• INSTRUCTIONS FOR THE TASK: When you return the data, keep every word exact and include none of the images.

• DATA RECORDS:

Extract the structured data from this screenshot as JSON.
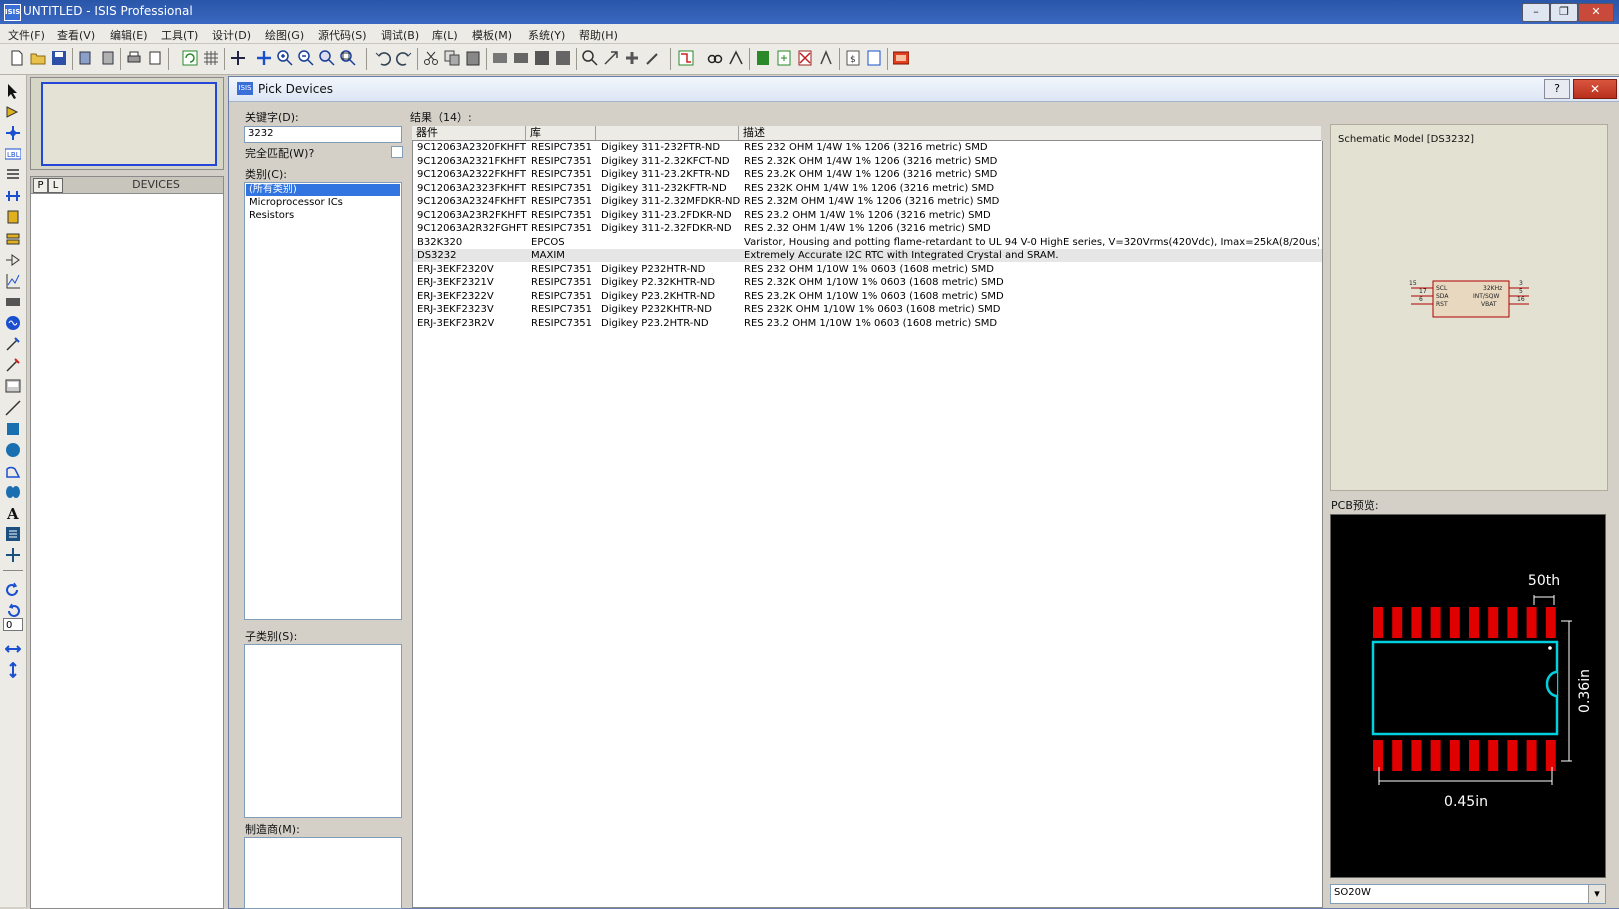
{
  "window": {
    "title": "UNTITLED - ISIS Professional",
    "icon_text": "ISIS",
    "minimize": "–",
    "restore": "❐",
    "close": "✕"
  },
  "menu": [
    "文件(F)",
    "查看(V)",
    "编辑(E)",
    "工具(T)",
    "设计(D)",
    "绘图(G)",
    "源代码(S)",
    "调试(B)",
    "库(L)",
    "模板(M)",
    "系统(Y)",
    "帮助(H)"
  ],
  "left_panel": {
    "p_button": "P",
    "l_button": "L",
    "devices_label": "DEVICES",
    "rotation_value": "0"
  },
  "dialog": {
    "title": "Pick Devices",
    "icon_text": "ISIS",
    "help": "?",
    "close": "✕",
    "keyword_label": "关键字(D):",
    "keyword_value": "3232",
    "match_whole_label": "完全匹配(W)?",
    "category_label": "类别(C):",
    "categories": [
      "(所有类别)",
      "Microprocessor ICs",
      "Resistors"
    ],
    "subcategory_label": "子类别(S):",
    "manufacturer_label": "制造商(M):",
    "results_label": "结果（14）:",
    "columns": [
      "器件",
      "库",
      "",
      "描述"
    ],
    "results": [
      {
        "device": "9C12063A2320FKHFT",
        "lib": "RESIPC7351",
        "part": "Digikey 311-232FTR-ND",
        "desc": "RES 232 OHM 1/4W 1% 1206 (3216 metric) SMD"
      },
      {
        "device": "9C12063A2321FKHFT",
        "lib": "RESIPC7351",
        "part": "Digikey 311-2.32KFCT-ND",
        "desc": "RES 2.32K OHM 1/4W 1% 1206 (3216 metric) SMD"
      },
      {
        "device": "9C12063A2322FKHFT",
        "lib": "RESIPC7351",
        "part": "Digikey 311-23.2KFTR-ND",
        "desc": "RES 23.2K OHM 1/4W 1% 1206 (3216 metric) SMD"
      },
      {
        "device": "9C12063A2323FKHFT",
        "lib": "RESIPC7351",
        "part": "Digikey 311-232KFTR-ND",
        "desc": "RES 232K OHM 1/4W 1% 1206 (3216 metric) SMD"
      },
      {
        "device": "9C12063A2324FKHFT",
        "lib": "RESIPC7351",
        "part": "Digikey 311-2.32MFDKR-ND",
        "desc": "RES 2.32M OHM 1/4W 1% 1206 (3216 metric) SMD"
      },
      {
        "device": "9C12063A23R2FKHFT",
        "lib": "RESIPC7351",
        "part": "Digikey 311-23.2FDKR-ND",
        "desc": "RES 23.2 OHM 1/4W 1% 1206 (3216 metric) SMD"
      },
      {
        "device": "9C12063A2R32FGHFT",
        "lib": "RESIPC7351",
        "part": "Digikey 311-2.32FDKR-ND",
        "desc": "RES 2.32 OHM 1/4W 1% 1206 (3216 metric) SMD"
      },
      {
        "device": "B32K320",
        "lib": "EPCOS",
        "part": "",
        "desc": "Varistor, Housing and potting flame-retardant to UL 94 V-0 HighE series, V=320Vrms(420Vdc), Imax=25kA(8/20us), W=430J, F"
      },
      {
        "device": "DS3232",
        "lib": "MAXIM",
        "part": "",
        "desc": "Extremely Accurate I2C RTC with Integrated Crystal and SRAM."
      },
      {
        "device": "ERJ-3EKF2320V",
        "lib": "RESIPC7351",
        "part": "Digikey P232HTR-ND",
        "desc": "RES 232 OHM 1/10W 1% 0603 (1608 metric) SMD"
      },
      {
        "device": "ERJ-3EKF2321V",
        "lib": "RESIPC7351",
        "part": "Digikey P2.32KHTR-ND",
        "desc": "RES 2.32K OHM 1/10W 1% 0603 (1608 metric) SMD"
      },
      {
        "device": "ERJ-3EKF2322V",
        "lib": "RESIPC7351",
        "part": "Digikey P23.2KHTR-ND",
        "desc": "RES 23.2K OHM 1/10W 1% 0603 (1608 metric) SMD"
      },
      {
        "device": "ERJ-3EKF2323V",
        "lib": "RESIPC7351",
        "part": "Digikey P232KHTR-ND",
        "desc": "RES 232K OHM 1/10W 1% 0603 (1608 metric) SMD"
      },
      {
        "device": "ERJ-3EKF23R2V",
        "lib": "RESIPC7351",
        "part": "Digikey P23.2HTR-ND",
        "desc": "RES 23.2 OHM 1/10W 1% 0603 (1608 metric) SMD"
      }
    ],
    "schematic_label": "Schematic Model [DS3232]",
    "schematic_symbol": {
      "left_pins": [
        "SCL",
        "SDA",
        "RST"
      ],
      "right_pins": [
        "32KHz",
        "INT/SQW",
        "VBAT"
      ],
      "left_nums": [
        "15",
        "17",
        "6"
      ],
      "right_nums": [
        "3",
        "5",
        "16"
      ]
    },
    "pcb_label": "PCB预览:",
    "pcb": {
      "dim_top": "50th",
      "dim_right": "0.36in",
      "dim_bottom": "0.45in"
    },
    "footprint_value": "SO20W",
    "combo_arrow": "▾"
  },
  "colors": {
    "title_bar": "#2a56a8",
    "selection": "#3375e0",
    "pcb_pad": "#e00000",
    "pcb_outline": "#00d0e0"
  }
}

• RESULT FOR THIS EXERCISE:
Extract the structured data from this screenshot as JSON.
{
  "window": {
    "title": "UNTITLED - ISIS Professional",
    "icon_text": "ISIS",
    "minimize": "–",
    "restore": "❐",
    "close": "✕"
  },
  "menu": [
    "文件(F)",
    "查看(V)",
    "编辑(E)",
    "工具(T)",
    "设计(D)",
    "绘图(G)",
    "源代码(S)",
    "调试(B)",
    "库(L)",
    "模板(M)",
    "系统(Y)",
    "帮助(H)"
  ],
  "left_panel": {
    "p_button": "P",
    "l_button": "L",
    "devices_label": "DEVICES",
    "rotation_value": "0"
  },
  "dialog": {
    "title": "Pick Devices",
    "icon_text": "ISIS",
    "help": "?",
    "close": "✕",
    "keyword_label": "关键字(D):",
    "keyword_value": "3232",
    "match_whole_label": "完全匹配(W)?",
    "category_label": "类别(C):",
    "categories": [
      "(所有类别)",
      "Microprocessor ICs",
      "Resistors"
    ],
    "subcategory_label": "子类别(S):",
    "manufacturer_label": "制造商(M):",
    "results_label": "结果（14）:",
    "columns": [
      "器件",
      "库",
      "",
      "描述"
    ],
    "results": [
      {
        "device": "9C12063A2320FKHFT",
        "lib": "RESIPC7351",
        "part": "Digikey 311-232FTR-ND",
        "desc": "RES 232 OHM 1/4W 1% 1206 (3216 metric) SMD"
      },
      {
        "device": "9C12063A2321FKHFT",
        "lib": "RESIPC7351",
        "part": "Digikey 311-2.32KFCT-ND",
        "desc": "RES 2.32K OHM 1/4W 1% 1206 (3216 metric) SMD"
      },
      {
        "device": "9C12063A2322FKHFT",
        "lib": "RESIPC7351",
        "part": "Digikey 311-23.2KFTR-ND",
        "desc": "RES 23.2K OHM 1/4W 1% 1206 (3216 metric) SMD"
      },
      {
        "device": "9C12063A2323FKHFT",
        "lib": "RESIPC7351",
        "part": "Digikey 311-232KFTR-ND",
        "desc": "RES 232K OHM 1/4W 1% 1206 (3216 metric) SMD"
      },
      {
        "device": "9C12063A2324FKHFT",
        "lib": "RESIPC7351",
        "part": "Digikey 311-2.32MFDKR-ND",
        "desc": "RES 2.32M OHM 1/4W 1% 1206 (3216 metric) SMD"
      },
      {
        "device": "9C12063A23R2FKHFT",
        "lib": "RESIPC7351",
        "part": "Digikey 311-23.2FDKR-ND",
        "desc": "RES 23.2 OHM 1/4W 1% 1206 (3216 metric) SMD"
      },
      {
        "device": "9C12063A2R32FGHFT",
        "lib": "RESIPC7351",
        "part": "Digikey 311-2.32FDKR-ND",
        "desc": "RES 2.32 OHM 1/4W 1% 1206 (3216 metric) SMD"
      },
      {
        "device": "B32K320",
        "lib": "EPCOS",
        "part": "",
        "desc": "Varistor, Housing and potting flame-retardant to UL 94 V-0 HighE series, V=320Vrms(420Vdc), Imax=25kA(8/20us), W=430J, F"
      },
      {
        "device": "DS3232",
        "lib": "MAXIM",
        "part": "",
        "desc": "Extremely Accurate I2C RTC with Integrated Crystal and SRAM."
      },
      {
        "device": "ERJ-3EKF2320V",
        "lib": "RESIPC7351",
        "part": "Digikey P232HTR-ND",
        "desc": "RES 232 OHM 1/10W 1% 0603 (1608 metric) SMD"
      },
      {
        "device": "ERJ-3EKF2321V",
        "lib": "RESIPC7351",
        "part": "Digikey P2.32KHTR-ND",
        "desc": "RES 2.32K OHM 1/10W 1% 0603 (1608 metric) SMD"
      },
      {
        "device": "ERJ-3EKF2322V",
        "lib": "RESIPC7351",
        "part": "Digikey P23.2KHTR-ND",
        "desc": "RES 23.2K OHM 1/10W 1% 0603 (1608 metric) SMD"
      },
      {
        "device": "ERJ-3EKF2323V",
        "lib": "RESIPC7351",
        "part": "Digikey P232KHTR-ND",
        "desc": "RES 232K OHM 1/10W 1% 0603 (1608 metric) SMD"
      },
      {
        "device": "ERJ-3EKF23R2V",
        "lib": "RESIPC7351",
        "part": "Digikey P23.2HTR-ND",
        "desc": "RES 23.2 OHM 1/10W 1% 0603 (1608 metric) SMD"
      }
    ],
    "schematic_label": "Schematic Model [DS3232]",
    "schematic_symbol": {
      "left_pins": [
        "SCL",
        "SDA",
        "RST"
      ],
      "right_pins": [
        "32KHz",
        "INT/SQW",
        "VBAT"
      ],
      "left_nums": [
        "15",
        "17",
        "6"
      ],
      "right_nums": [
        "3",
        "5",
        "16"
      ]
    },
    "pcb_label": "PCB预览:",
    "pcb": {
      "dim_top": "50th",
      "dim_right": "0.36in",
      "dim_bottom": "0.45in"
    },
    "footprint_value": "SO20W",
    "combo_arrow": "▾"
  },
  "colors": {
    "title_bar": "#2a56a8",
    "selection": "#3375e0",
    "pcb_pad": "#e00000",
    "pcb_outline": "#00d0e0"
  }
}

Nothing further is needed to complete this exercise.